Workshop leaders: Alasdair Smith (Anti-Academies Alliance), Darren Dodds (Governor)
School funding: who is getting the money?
New changes to school organisation have made funding arrangements increasingly complex. Many schools feel compelled to consider Academy conversion because they believe improved funding will follow. What do we really know about the funding for LA and Academy schools? Is the promise of ‘new money’ myth or reality? Does anybody gain? Who loses?
Workshop leader: Peter Downes (ex-Principal, Cambridgeshire Councillor, national authority on school finance issues)
Employment issues: safe in their hands?
Current education reforms provide employers with considerable flexibility to vary pay and conditions of service. When considering Academy conversion employees are often assured that ‘nothing will change’ – pay, pensions and conditions of service will be protected. What are the ‘new flexibilities’? How secure are national pay and conditions for current and new staff? What is the evidence from Academy schools that national pay and conditions are being protected?

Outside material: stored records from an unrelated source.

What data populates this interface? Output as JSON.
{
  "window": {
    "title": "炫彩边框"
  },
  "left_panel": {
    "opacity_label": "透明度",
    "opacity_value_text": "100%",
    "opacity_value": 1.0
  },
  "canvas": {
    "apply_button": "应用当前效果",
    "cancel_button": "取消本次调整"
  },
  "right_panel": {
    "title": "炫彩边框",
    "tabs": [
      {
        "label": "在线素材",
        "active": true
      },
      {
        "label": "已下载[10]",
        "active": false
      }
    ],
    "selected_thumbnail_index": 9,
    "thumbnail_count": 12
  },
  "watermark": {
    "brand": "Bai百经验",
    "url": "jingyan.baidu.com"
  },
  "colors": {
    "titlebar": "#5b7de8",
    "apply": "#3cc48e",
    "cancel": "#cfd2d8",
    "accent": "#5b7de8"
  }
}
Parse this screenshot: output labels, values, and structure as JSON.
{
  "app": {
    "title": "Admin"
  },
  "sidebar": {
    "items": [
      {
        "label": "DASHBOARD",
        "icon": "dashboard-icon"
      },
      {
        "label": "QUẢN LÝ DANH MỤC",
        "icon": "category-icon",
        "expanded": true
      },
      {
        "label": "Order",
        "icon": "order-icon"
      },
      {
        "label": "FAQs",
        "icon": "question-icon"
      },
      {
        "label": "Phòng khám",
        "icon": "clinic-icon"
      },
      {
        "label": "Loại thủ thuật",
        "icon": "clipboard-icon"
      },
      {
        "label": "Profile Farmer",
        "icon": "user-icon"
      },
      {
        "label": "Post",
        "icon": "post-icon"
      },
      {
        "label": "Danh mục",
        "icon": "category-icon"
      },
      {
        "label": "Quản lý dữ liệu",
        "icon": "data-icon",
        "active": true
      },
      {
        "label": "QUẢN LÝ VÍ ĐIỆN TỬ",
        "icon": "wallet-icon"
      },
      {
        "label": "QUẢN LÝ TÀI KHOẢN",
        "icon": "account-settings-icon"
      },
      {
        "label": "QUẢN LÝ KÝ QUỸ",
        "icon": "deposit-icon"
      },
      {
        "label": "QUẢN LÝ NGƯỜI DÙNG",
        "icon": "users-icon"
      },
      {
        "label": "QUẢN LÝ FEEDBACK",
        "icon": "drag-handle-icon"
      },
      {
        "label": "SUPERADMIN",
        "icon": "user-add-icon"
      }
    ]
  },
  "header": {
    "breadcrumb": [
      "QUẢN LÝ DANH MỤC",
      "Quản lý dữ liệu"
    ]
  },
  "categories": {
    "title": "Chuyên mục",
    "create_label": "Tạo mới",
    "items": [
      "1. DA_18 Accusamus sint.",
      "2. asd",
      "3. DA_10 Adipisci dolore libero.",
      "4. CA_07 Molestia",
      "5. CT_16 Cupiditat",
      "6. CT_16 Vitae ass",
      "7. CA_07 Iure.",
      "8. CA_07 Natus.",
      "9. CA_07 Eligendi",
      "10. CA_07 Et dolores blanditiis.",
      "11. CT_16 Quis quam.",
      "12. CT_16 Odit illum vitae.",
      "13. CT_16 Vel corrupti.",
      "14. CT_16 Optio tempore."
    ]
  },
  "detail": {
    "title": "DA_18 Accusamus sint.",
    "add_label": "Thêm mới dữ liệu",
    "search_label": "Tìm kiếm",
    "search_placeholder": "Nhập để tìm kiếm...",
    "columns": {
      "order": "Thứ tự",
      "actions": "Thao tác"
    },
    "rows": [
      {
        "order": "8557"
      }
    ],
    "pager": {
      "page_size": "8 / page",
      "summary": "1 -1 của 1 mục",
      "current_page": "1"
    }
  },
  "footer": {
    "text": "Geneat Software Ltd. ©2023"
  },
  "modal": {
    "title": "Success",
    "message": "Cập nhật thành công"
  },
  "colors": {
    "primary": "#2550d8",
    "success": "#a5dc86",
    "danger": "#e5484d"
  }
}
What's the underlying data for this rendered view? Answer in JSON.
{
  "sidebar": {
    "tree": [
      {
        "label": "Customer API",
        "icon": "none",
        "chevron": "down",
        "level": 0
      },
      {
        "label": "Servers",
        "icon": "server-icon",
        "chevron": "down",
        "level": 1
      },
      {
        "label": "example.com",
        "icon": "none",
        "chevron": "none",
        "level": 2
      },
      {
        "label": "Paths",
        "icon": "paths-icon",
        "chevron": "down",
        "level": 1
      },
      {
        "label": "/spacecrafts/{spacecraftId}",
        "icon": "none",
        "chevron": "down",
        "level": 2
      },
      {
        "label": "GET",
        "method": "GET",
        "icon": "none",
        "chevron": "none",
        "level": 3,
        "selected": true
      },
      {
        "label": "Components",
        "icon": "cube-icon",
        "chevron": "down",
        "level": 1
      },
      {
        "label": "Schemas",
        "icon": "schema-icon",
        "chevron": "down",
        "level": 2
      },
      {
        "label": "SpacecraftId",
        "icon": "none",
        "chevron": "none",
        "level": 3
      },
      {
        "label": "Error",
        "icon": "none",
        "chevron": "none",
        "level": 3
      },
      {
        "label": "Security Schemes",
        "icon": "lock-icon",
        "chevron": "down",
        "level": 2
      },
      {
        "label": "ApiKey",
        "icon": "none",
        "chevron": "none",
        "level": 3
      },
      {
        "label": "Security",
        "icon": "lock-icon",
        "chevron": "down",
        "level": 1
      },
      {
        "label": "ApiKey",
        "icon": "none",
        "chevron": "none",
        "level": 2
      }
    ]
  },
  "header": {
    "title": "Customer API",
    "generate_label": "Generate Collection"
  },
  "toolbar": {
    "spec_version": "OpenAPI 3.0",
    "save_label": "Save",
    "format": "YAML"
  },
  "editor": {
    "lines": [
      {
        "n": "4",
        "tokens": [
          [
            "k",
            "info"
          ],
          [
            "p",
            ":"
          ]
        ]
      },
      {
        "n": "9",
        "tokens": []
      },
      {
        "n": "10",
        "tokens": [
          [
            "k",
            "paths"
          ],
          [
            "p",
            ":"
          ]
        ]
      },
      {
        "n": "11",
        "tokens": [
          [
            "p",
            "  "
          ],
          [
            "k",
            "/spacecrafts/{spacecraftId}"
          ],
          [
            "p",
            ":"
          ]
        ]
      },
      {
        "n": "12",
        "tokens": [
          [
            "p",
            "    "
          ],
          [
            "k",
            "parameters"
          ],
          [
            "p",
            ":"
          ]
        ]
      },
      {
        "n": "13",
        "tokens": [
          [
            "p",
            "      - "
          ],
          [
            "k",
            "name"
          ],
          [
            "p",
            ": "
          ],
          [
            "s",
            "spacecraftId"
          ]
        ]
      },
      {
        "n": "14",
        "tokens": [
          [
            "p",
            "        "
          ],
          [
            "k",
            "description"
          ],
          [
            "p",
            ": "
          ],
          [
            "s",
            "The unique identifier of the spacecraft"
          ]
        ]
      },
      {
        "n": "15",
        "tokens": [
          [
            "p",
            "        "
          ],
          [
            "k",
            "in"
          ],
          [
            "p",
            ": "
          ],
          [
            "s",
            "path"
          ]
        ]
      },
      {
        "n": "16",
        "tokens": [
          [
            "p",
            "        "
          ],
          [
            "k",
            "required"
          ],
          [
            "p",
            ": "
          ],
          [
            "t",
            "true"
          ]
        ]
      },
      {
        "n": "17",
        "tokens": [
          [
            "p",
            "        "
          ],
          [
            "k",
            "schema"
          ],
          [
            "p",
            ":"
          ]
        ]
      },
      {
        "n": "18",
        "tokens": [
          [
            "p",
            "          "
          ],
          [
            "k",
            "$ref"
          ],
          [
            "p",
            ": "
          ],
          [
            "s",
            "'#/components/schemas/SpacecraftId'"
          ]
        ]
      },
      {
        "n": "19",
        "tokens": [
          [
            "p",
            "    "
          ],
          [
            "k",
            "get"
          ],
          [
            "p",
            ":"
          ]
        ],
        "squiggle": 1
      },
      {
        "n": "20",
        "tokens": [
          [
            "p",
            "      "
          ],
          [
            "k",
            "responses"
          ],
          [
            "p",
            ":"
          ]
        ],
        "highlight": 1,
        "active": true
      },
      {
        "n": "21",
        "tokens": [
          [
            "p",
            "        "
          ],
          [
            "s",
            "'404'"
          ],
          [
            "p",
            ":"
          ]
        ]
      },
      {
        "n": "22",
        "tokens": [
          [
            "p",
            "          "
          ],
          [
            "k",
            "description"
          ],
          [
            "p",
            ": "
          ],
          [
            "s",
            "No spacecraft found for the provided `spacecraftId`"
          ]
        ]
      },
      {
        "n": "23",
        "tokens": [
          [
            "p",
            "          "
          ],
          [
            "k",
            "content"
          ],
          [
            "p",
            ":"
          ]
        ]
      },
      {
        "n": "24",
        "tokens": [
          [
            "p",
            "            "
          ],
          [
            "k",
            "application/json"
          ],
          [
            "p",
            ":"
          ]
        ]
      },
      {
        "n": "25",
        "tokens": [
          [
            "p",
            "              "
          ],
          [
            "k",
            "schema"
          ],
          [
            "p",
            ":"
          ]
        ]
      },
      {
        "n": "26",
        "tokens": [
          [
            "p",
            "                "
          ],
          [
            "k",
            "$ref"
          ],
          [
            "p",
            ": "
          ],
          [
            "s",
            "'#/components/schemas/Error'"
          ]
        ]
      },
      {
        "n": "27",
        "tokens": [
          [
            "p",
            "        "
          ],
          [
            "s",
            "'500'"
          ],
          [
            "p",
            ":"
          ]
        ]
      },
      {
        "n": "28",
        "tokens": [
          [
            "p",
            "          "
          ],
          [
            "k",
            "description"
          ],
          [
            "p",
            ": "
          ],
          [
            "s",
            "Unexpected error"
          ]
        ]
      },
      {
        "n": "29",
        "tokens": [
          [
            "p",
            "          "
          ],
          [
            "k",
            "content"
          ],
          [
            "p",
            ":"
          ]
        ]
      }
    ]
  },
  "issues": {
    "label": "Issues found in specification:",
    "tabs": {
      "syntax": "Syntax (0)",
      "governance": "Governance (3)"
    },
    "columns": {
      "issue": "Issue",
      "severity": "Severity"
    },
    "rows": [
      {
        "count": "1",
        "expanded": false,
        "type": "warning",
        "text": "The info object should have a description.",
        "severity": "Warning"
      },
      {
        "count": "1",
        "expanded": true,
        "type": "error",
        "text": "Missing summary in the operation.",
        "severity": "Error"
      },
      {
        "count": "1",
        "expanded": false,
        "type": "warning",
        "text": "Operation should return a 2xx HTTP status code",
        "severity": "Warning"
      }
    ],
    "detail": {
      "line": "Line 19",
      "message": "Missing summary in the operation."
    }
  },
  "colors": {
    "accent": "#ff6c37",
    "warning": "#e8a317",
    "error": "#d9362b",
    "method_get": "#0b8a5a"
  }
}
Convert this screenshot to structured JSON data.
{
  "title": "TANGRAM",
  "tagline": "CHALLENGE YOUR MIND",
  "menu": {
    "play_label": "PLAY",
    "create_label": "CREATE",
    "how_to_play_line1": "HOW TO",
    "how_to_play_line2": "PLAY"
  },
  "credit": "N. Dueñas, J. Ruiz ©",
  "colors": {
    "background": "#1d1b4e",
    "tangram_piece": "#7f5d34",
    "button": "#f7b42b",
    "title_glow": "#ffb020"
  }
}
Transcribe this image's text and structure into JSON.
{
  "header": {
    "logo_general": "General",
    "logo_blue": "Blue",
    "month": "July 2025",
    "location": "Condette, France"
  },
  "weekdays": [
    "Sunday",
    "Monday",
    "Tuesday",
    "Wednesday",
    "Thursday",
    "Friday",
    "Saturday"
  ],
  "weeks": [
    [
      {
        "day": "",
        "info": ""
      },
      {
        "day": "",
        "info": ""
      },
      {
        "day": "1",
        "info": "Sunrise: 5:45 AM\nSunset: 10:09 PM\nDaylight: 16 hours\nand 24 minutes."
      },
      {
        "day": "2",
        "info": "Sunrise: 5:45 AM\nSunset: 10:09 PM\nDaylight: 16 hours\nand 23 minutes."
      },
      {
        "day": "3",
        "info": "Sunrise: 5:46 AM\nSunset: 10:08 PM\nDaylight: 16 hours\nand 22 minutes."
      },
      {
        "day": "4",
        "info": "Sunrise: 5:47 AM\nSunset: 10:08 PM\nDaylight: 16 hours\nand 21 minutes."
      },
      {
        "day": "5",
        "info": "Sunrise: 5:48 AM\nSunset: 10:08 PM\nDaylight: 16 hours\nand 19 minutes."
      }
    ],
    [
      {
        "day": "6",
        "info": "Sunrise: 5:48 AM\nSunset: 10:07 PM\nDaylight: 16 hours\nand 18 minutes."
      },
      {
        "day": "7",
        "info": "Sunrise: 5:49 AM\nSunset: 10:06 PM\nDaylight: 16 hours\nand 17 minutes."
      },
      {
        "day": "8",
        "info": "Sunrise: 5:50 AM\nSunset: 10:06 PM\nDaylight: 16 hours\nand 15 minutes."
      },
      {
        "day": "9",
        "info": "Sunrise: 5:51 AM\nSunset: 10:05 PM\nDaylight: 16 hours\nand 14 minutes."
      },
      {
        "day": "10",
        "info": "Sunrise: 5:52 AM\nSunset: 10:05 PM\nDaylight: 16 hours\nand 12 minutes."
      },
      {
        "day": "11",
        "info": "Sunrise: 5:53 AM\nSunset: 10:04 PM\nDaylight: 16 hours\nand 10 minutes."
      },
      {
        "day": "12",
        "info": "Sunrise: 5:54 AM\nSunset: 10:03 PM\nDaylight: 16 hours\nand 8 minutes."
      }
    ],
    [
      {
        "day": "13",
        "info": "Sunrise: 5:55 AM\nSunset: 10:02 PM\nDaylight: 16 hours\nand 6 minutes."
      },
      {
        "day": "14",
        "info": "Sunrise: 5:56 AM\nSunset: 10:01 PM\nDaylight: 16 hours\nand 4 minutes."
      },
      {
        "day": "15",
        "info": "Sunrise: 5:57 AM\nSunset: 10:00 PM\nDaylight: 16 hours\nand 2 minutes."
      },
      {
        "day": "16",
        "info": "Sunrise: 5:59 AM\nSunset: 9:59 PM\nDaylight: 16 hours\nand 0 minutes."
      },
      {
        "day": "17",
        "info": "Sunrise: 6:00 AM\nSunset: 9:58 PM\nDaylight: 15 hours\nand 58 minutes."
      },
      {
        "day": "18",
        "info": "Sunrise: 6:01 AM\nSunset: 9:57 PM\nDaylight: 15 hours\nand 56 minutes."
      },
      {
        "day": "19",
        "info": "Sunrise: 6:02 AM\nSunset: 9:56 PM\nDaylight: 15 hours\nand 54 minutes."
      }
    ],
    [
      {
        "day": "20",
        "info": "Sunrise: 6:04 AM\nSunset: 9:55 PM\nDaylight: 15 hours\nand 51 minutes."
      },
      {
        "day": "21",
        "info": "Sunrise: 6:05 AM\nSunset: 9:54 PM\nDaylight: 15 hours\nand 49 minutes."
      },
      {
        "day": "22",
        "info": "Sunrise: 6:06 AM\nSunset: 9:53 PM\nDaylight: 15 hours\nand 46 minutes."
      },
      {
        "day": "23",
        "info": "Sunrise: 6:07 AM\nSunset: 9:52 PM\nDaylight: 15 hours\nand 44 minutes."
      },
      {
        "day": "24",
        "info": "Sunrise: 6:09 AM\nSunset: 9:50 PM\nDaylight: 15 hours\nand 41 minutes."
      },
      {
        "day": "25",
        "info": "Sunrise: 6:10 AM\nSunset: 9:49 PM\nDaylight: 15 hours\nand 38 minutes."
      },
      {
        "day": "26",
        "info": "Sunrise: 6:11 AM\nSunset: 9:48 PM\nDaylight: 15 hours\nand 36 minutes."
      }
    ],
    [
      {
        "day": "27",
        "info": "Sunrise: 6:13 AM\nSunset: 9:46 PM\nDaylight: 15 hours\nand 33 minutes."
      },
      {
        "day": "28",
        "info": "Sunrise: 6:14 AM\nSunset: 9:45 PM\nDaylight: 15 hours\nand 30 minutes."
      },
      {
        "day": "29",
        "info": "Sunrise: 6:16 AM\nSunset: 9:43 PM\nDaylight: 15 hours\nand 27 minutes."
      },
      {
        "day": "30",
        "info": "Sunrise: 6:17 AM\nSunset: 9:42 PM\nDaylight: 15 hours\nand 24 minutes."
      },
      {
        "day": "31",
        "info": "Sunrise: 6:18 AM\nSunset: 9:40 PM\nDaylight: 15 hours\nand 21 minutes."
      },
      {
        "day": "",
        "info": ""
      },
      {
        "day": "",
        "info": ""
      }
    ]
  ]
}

This session will focus on issues facing both teaching and support staff.
Workshop leaders: representatives from Bernie Pardon (NASUWT Exec), Ken Rustidge (NUT Exec) and Unison (invited).